Record Type: Non-Journal
Publication Date: 1998-Aug
Pages: 72
Abstractor: N/A
Reference Count: N/A
ISBN: N/A
ISSN: N/A
Skills-Based or Whole Language Reading Instruction? A Comparative Study in the Improvement of the Reading Comprehension of High School Students.
Wilson, Margaret S.
Practitioners and researchers argue about how reading should be taught, about what students should read, and about how best to organize reading instruction in the classroom. Diverse methods are used to teach reading. These range from isolated skills-based (intensive phonics/basal reading programs) to integrated, whole language approaches that stress language experience, reading, writing, and critical thinking. Since a sobering percentage of American children have difficulty in learning to read, an inquiry was made into how best to reverse this trend in a high school remedial reading classroom. The study's purpose was to compare the teaching of an integrated, whole language approach to remedial reading using the novel to a traditional, skills-based approach. The area of interest was reading comprehension. Subjects were 54 students enrolled in high school remedial reading classes at North Marion High School in north central West Virginia. The measuring device was the Metropolitan Achievement Test. Data were obtained from a control group and an experimental group. Analysis of the data indicated that an experimental group of high school remedial reading students who received whole language instruction using the novel and a control group that received traditional, skills-based instruction scored equally on a standardized reading comprehension test. Since no significant difference was shown in the two methods of reading instruction, the conclusion is that individualization and a balance between whole language and skills-based instruction is most beneficial to high school remedial reading students. (Contains 6 tables of data and 65 references.) (CR)
Publication Type: Dissertations/Theses - Masters Theses; Reports - Research
Education Level: N/A
Audience: N/A
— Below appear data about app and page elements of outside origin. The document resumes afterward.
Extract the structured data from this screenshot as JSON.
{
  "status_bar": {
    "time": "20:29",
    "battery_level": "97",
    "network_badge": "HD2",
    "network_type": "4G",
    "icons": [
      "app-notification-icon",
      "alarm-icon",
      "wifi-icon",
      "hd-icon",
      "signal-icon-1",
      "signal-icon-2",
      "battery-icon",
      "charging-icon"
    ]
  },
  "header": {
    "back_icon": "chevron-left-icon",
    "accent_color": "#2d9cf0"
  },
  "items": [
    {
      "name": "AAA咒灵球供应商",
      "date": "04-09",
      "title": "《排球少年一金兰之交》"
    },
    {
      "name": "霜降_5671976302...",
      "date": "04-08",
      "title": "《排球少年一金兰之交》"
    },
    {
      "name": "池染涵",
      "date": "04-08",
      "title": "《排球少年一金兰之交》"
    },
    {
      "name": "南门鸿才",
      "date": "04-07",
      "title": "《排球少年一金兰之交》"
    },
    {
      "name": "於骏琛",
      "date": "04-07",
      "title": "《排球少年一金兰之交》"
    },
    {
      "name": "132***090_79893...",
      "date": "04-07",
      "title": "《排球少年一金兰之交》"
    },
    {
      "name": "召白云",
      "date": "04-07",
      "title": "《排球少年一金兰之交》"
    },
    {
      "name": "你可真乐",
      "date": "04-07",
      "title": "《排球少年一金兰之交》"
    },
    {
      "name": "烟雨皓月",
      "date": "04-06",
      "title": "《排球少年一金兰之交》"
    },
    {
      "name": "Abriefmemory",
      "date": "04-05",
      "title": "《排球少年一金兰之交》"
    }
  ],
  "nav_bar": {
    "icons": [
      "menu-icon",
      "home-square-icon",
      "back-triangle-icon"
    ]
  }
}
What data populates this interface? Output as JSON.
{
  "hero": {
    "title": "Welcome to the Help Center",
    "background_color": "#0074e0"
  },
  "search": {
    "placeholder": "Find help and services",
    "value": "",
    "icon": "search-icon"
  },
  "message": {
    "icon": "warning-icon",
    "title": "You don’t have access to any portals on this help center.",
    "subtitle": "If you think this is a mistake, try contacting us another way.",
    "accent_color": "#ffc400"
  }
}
Language: English
Sponsor: N/A
Authoring Institution: N/A
Identifiers - Location: West Virginia
Identifiers - Assessments and Surveys: Metropolitan Achievement Tests